How to prevent promiscuous gene regulation
Regulatory elements that turn genes ON or OFF are promiscuous and can act over large genomic distances.
How are genes protected from unwanted regulation?
We address this problem by studying insulation - an activity exerted by dedicated DNA elements (“insulators”) and proteins (“insulator-binding proteins”) to protect genes from unwanted regulation. Defects in insulation can lead to malformations and disease caused by mis-regulation of key developmental genes. The mechanism of insulation is enigmatic, but it is currently believed to act at the level of chromosome folding or organization in the nucleus.
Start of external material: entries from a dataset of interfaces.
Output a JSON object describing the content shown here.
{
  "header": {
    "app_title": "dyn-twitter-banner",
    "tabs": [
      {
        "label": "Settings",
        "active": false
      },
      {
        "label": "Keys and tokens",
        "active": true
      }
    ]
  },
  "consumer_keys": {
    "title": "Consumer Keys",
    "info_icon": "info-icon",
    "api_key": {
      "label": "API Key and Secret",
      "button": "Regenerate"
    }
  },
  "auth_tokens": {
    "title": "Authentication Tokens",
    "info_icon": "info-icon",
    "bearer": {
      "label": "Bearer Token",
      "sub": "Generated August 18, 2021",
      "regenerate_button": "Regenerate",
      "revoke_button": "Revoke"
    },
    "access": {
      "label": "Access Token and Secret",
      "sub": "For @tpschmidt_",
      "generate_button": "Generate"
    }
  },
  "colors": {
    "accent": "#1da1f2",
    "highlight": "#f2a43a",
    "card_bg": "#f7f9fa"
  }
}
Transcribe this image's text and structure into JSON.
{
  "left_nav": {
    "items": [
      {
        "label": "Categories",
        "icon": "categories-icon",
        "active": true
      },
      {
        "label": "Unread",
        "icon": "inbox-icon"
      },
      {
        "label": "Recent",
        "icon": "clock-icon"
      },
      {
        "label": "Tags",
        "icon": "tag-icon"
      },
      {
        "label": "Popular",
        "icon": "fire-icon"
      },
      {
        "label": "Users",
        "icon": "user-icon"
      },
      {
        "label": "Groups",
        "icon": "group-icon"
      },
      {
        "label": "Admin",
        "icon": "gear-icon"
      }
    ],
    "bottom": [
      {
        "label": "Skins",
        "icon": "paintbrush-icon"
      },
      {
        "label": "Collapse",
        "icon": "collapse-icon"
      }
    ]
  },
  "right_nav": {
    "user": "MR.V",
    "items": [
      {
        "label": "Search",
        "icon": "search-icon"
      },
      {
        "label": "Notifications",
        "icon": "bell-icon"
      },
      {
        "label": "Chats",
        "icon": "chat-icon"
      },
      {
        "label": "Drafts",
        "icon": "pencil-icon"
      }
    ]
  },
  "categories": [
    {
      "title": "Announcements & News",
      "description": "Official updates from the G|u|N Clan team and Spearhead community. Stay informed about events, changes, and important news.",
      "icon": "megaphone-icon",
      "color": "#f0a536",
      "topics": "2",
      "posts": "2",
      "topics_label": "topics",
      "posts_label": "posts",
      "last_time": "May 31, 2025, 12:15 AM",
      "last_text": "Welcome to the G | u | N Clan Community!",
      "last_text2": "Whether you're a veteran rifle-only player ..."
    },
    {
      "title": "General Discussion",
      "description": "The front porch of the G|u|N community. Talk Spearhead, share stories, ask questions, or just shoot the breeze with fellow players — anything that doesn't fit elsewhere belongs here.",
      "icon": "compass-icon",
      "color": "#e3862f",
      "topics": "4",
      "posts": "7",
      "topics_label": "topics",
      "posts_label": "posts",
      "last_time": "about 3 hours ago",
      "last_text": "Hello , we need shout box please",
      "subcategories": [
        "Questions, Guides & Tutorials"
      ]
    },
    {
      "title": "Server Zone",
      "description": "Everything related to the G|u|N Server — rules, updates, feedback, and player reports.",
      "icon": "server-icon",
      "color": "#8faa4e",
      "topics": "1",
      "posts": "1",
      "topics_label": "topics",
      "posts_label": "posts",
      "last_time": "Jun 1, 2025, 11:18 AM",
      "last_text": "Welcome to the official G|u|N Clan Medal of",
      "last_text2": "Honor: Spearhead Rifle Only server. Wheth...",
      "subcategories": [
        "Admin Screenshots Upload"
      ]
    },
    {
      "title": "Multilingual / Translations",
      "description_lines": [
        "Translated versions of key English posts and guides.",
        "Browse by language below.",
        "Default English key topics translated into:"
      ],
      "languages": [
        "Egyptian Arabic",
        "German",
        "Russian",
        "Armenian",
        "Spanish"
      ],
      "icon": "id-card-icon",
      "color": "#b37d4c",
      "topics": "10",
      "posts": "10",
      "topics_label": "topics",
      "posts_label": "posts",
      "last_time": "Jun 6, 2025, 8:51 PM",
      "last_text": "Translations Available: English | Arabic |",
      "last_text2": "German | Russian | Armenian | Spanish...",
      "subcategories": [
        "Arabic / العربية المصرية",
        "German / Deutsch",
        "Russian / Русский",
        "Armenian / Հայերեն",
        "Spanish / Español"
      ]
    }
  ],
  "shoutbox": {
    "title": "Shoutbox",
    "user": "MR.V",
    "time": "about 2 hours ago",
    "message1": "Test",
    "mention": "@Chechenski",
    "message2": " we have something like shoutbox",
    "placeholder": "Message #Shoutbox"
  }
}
We study insulators and insulator-binding proteins in Drosophila melanogaster as a genetically tractable model and in mammalian tissue culture cells, to understand the evolutionarily conserved basis of insulation.
We use multidisciplinary approaches including genetics (genome-engineering, analyzing mutant Drosophila), biochemistry (proteomics, structural biology), genomics (RNA-seq, ChIP-seq, chromosome conformation capture, genome-wide screens) and live-imaging.
We are looking for a motivated and capable member to join our international team to work on a competitive project.
INTERESTED? Contact me for more information about the project.
Fully funded position available, but you will be encouraged to try to apply for your own funding too.
You will be enrolled in a PhD school of the University of Lausanne (possible schools are Schools of Quantitative Biology, Molecular Life Sciences or others).